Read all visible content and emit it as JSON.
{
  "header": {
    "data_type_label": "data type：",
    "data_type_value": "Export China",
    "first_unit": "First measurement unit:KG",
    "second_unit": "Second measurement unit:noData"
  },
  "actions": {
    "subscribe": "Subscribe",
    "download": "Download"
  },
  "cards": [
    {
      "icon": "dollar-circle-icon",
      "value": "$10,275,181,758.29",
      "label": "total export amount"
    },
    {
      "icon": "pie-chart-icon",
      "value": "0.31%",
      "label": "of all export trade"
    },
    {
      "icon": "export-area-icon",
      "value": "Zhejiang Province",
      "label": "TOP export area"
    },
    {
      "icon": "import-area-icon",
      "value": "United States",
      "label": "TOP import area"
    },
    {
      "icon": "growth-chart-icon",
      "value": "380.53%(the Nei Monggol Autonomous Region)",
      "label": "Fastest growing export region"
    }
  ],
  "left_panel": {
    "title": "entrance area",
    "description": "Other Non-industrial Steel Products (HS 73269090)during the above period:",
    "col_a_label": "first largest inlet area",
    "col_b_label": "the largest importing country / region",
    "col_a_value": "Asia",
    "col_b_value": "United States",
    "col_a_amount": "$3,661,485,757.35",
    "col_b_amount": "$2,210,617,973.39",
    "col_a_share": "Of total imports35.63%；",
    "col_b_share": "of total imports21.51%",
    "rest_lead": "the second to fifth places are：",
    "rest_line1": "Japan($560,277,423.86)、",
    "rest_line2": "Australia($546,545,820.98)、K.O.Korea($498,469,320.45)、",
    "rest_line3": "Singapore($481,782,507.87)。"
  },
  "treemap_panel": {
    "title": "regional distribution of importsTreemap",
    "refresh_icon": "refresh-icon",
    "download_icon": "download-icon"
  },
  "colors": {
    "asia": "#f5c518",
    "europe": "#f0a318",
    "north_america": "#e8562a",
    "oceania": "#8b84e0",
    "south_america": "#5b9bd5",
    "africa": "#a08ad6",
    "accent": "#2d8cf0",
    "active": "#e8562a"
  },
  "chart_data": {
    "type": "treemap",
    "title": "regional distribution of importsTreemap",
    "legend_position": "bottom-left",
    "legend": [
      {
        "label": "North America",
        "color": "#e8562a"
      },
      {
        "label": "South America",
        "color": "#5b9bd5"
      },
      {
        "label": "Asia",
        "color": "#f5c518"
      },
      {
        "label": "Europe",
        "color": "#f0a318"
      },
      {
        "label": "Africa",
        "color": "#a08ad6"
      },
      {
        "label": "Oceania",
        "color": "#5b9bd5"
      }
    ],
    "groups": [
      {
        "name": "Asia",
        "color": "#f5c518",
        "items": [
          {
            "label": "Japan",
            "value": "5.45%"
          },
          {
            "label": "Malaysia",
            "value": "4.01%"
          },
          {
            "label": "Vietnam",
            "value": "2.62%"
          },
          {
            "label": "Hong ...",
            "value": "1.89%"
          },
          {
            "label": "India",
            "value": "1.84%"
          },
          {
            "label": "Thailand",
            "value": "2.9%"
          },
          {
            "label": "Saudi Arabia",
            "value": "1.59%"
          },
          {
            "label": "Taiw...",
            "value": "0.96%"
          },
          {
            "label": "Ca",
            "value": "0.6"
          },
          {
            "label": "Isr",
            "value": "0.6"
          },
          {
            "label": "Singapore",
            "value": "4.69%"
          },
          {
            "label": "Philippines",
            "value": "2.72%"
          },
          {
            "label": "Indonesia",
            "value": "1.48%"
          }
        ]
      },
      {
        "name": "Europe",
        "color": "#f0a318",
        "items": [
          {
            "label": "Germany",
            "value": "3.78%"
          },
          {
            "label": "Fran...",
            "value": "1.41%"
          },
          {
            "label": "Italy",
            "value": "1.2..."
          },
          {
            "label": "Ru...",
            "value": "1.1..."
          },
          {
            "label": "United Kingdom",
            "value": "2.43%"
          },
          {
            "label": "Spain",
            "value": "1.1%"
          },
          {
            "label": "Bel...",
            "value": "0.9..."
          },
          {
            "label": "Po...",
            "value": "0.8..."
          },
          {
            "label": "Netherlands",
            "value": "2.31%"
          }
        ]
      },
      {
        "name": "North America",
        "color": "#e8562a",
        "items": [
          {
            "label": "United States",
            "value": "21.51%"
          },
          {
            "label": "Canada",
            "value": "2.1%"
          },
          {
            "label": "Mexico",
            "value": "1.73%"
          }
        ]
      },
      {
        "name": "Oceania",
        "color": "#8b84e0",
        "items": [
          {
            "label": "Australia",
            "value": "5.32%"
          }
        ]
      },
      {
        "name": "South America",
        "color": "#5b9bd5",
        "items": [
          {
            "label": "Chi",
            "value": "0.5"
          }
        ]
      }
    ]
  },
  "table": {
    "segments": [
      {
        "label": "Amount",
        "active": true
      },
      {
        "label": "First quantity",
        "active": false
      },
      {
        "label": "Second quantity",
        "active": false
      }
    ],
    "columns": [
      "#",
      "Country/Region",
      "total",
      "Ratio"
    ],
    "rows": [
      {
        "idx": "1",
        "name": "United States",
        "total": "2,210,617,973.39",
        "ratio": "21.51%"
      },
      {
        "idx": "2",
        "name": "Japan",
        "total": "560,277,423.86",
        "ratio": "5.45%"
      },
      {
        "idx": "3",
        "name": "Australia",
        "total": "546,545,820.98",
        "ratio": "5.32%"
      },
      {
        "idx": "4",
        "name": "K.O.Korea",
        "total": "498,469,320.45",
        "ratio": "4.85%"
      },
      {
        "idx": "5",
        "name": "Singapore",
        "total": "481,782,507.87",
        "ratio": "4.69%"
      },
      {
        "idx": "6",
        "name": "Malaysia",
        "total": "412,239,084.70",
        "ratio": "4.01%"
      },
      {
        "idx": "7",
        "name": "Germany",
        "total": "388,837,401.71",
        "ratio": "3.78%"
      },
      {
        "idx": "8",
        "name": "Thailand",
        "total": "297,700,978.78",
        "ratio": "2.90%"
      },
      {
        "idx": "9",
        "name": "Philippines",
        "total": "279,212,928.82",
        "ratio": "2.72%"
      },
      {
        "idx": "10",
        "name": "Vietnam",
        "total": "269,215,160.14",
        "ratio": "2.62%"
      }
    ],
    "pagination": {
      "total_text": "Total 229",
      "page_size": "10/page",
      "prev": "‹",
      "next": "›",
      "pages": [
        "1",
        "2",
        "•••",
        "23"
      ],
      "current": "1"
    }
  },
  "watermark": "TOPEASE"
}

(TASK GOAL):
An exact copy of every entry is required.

(EXERCISE RESPONSE):
Read all visible content and emit it as JSON.
{
  "header": {
    "data_type_label": "data type：",
    "data_type_value": "Export China",
    "first_unit": "First measurement unit:KG",
    "second_unit": "Second measurement unit:noData"
  },
  "actions": {
    "subscribe": "Subscribe",
    "download": "Download"
  },
  "cards": [
    {
      "icon": "dollar-circle-icon",
      "value": "$10,275,181,758.29",
      "label": "total export amount"
    },
    {
      "icon": "pie-chart-icon",
      "value": "0.31%",
      "label": "of all export trade"
    },
    {
      "icon": "export-area-icon",
      "value": "Zhejiang Province",
      "label": "TOP export area"
    },
    {
      "icon": "import-area-icon",
      "value": "United States",
      "label": "TOP import area"
    },
    {
      "icon": "growth-chart-icon",
      "value": "380.53%(the Nei Monggol Autonomous Region)",
      "label": "Fastest growing export region"
    }
  ],
  "left_panel": {
    "title": "entrance area",
    "description": "Other Non-industrial Steel Products (HS 73269090)during the above period:",
    "col_a_label": "first largest inlet area",
    "col_b_label": "the largest importing country / region",
    "col_a_value": "Asia",
    "col_b_value": "United States",
    "col_a_amount": "$3,661,485,757.35",
    "col_b_amount": "$2,210,617,973.39",
    "col_a_share": "Of total imports35.63%；",
    "col_b_share": "of total imports21.51%",
    "rest_lead": "the second to fifth places are：",
    "rest_line1": "Japan($560,277,423.86)、",
    "rest_line2": "Australia($546,545,820.98)、K.O.Korea($498,469,320.45)、",
    "rest_line3": "Singapore($481,782,507.87)。"
  },
  "treemap_panel": {
    "title": "regional distribution of importsTreemap",
    "refresh_icon": "refresh-icon",
    "download_icon": "download-icon"
  },
  "colors": {
    "asia": "#f5c518",
    "europe": "#f0a318",
    "north_america": "#e8562a",
    "oceania": "#8b84e0",
    "south_america": "#5b9bd5",
    "africa": "#a08ad6",
    "accent": "#2d8cf0",
    "active": "#e8562a"
  },
  "chart_data": {
    "type": "treemap",
    "title": "regional distribution of importsTreemap",
    "legend_position": "bottom-left",
    "legend": [
      {
        "label": "North America",
        "color": "#e8562a"
      },
      {
        "label": "South America",
        "color": "#5b9bd5"
      },
      {
        "label": "Asia",
        "color": "#f5c518"
      },
      {
        "label": "Europe",
        "color": "#f0a318"
      },
      {
        "label": "Africa",
        "color": "#a08ad6"
      },
      {
        "label": "Oceania",
        "color": "#5b9bd5"
      }
    ],
    "groups": [
      {
        "name": "Asia",
        "color": "#f5c518",
        "items": [
          {
            "label": "Japan",
            "value": "5.45%"
          },
          {
            "label": "Malaysia",
            "value": "4.01%"
          },
          {
            "label": "Vietnam",
            "value": "2.62%"
          },
          {
            "label": "Hong ...",
            "value": "1.89%"
          },
          {
            "label": "India",
            "value": "1.84%"
          },
          {
            "label": "Thailand",
            "value": "2.9%"
          },
          {
            "label": "Saudi Arabia",
            "value": "1.59%"
          },
          {
            "label": "Taiw...",
            "value": "0.96%"
          },
          {
            "label": "Ca",
            "value": "0.6"
          },
          {
            "label": "Isr",
            "value": "0.6"
          },
          {
            "label": "Singapore",
            "value": "4.69%"
          },
          {
            "label": "Philippines",
            "value": "2.72%"
          },
          {
            "label": "Indonesia",
            "value": "1.48%"
          }
        ]
      },
      {
        "name": "Europe",
        "color": "#f0a318",
        "items": [
          {
            "label": "Germany",
            "value": "3.78%"
          },
          {
            "label": "Fran...",
            "value": "1.41%"
          },
          {
            "label": "Italy",
            "value": "1.2..."
          },
          {
            "label": "Ru...",
            "value": "1.1..."
          },
          {
            "label": "United Kingdom",
            "value": "2.43%"
          },
          {
            "label": "Spain",
            "value": "1.1%"
          },
          {
            "label": "Bel...",
            "value": "0.9..."
          },
          {
            "label": "Po...",
            "value": "0.8..."
          },
          {
            "label": "Netherlands",
            "value": "2.31%"
          }
        ]
      },
      {
        "name": "North America",
        "color": "#e8562a",
        "items": [
          {
            "label": "United States",
            "value": "21.51%"
          },
          {
            "label": "Canada",
            "value": "2.1%"
          },
          {
            "label": "Mexico",
            "value": "1.73%"
          }
        ]
      },
      {
        "name": "Oceania",
        "color": "#8b84e0",
        "items": [
          {
            "label": "Australia",
            "value": "5.32%"
          }
        ]
      },
      {
        "name": "South America",
        "color": "#5b9bd5",
        "items": [
          {
            "label": "Chi",
            "value": "0.5"
          }
        ]
      }
    ]
  },
  "table": {
    "segments": [
      {
        "label": "Amount",
        "active": true
      },
      {
        "label": "First quantity",
        "active": false
      },
      {
        "label": "Second quantity",
        "active": false
      }
    ],
    "columns": [
      "#",
      "Country/Region",
      "total",
      "Ratio"
    ],
    "rows": [
      {
        "idx": "1",
        "name": "United States",
        "total": "2,210,617,973.39",
        "ratio": "21.51%"
      },
      {
        "idx": "2",
        "name": "Japan",
        "total": "560,277,423.86",
        "ratio": "5.45%"
      },
      {
        "idx": "3",
        "name": "Australia",
        "total": "546,545,820.98",
        "ratio": "5.32%"
      },
      {
        "idx": "4",
        "name": "K.O.Korea",
        "total": "498,469,320.45",
        "ratio": "4.85%"
      },
      {
        "idx": "5",
        "name": "Singapore",
        "total": "481,782,507.87",
        "ratio": "4.69%"
      },
      {
        "idx": "6",
        "name": "Malaysia",
        "total": "412,239,084.70",
        "ratio": "4.01%"
      },
      {
        "idx": "7",
        "name": "Germany",
        "total": "388,837,401.71",
        "ratio": "3.78%"
      },
      {
        "idx": "8",
        "name": "Thailand",
        "total": "297,700,978.78",
        "ratio": "2.90%"
      },
      {
        "idx": "9",
        "name": "Philippines",
        "total": "279,212,928.82",
        "ratio": "2.72%"
      },
      {
        "idx": "10",
        "name": "Vietnam",
        "total": "269,215,160.14",
        "ratio": "2.62%"
      }
    ],
    "pagination": {
      "total_text": "Total 229",
      "page_size": "10/page",
      "prev": "‹",
      "next": "›",
      "pages": [
        "1",
        "2",
        "•••",
        "23"
      ],
      "current": "1"
    }
  },
  "watermark": "TOPEASE"
}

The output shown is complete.